Here is my prediction: The Taliban will either form a national unity government with all the major ethnic and tribal groups, under loose centralized control — and it will sort of hold the country together and be able to enlist foreign aid — or they won’t. If they do, President Biden’s bet on getting out will prove right — that America’s presence was actually preventing Afghans from compromising and coming together to govern themselves. Maybe they will even find one of my family’s descendants to be the symbolic unifier. I repeat: My reign corresponded with one of the most peaceful eras in Afghan history.
But if the Taliban try to keep power all by themselves, with no cousins, watch out. The country will eventually resist it, the Taliban will crack down harder, and Afghanistan will not implode — it will explode. It will break up into different regions and hemorrhage refugees and instability. It will be very ugly, and America and Biden will be blamed for the chaos. But America will also be gone. Afghanistan then will be a huge problem for its neighbors, particularly Pakistan, China, Russia and Iran.
Friedman: Hmm. Pakistan, China, Russia and Iran? Maybe Biden had that in mind all along.
By Thomas L. Friedman.
Thomas Freedman is the foreign affairs NY Times Op-Ed columnist. He joined the paper in 1981, and has won three Pulitzer Prizes. He is the author of seven books, including “From Beirut to Jerusalem,” which won the National Book Award. @tomfriedman

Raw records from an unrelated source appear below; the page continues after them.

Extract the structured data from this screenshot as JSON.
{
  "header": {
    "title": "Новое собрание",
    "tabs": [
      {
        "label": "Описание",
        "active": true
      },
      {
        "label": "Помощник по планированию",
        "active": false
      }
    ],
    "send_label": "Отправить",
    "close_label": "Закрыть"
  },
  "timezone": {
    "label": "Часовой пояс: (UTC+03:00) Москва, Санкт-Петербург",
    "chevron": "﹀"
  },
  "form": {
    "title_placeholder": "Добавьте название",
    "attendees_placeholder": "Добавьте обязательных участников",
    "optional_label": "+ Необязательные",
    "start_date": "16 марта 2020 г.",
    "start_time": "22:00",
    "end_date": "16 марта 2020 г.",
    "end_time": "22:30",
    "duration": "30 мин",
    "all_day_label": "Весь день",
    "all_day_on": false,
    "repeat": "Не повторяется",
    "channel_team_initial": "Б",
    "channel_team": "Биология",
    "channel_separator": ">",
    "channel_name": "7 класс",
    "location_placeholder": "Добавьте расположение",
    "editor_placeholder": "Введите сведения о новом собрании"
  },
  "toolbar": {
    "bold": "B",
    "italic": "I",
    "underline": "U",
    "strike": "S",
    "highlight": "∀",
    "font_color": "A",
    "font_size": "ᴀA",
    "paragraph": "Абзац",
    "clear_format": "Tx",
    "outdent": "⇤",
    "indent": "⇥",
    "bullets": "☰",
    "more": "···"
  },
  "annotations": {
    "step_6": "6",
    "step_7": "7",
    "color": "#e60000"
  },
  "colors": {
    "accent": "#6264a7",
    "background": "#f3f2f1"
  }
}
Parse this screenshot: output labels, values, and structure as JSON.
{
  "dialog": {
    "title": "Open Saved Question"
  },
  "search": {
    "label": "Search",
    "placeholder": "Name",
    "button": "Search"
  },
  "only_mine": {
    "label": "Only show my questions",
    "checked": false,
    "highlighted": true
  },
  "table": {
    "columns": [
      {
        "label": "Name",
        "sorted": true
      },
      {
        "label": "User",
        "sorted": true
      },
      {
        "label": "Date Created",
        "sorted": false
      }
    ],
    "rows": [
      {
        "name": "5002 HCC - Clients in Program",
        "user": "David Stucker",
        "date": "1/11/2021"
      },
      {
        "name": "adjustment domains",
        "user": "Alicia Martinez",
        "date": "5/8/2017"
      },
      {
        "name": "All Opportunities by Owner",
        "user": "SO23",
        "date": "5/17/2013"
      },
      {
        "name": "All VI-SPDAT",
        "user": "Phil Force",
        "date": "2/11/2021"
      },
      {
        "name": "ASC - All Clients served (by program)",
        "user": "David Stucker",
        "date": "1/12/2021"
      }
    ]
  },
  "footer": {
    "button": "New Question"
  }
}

A version of this article appeared in print on Aug. 21, 2021, Section A, Page 19 of the New York edition with the headline: Three People I Would Interview About Afghanistan.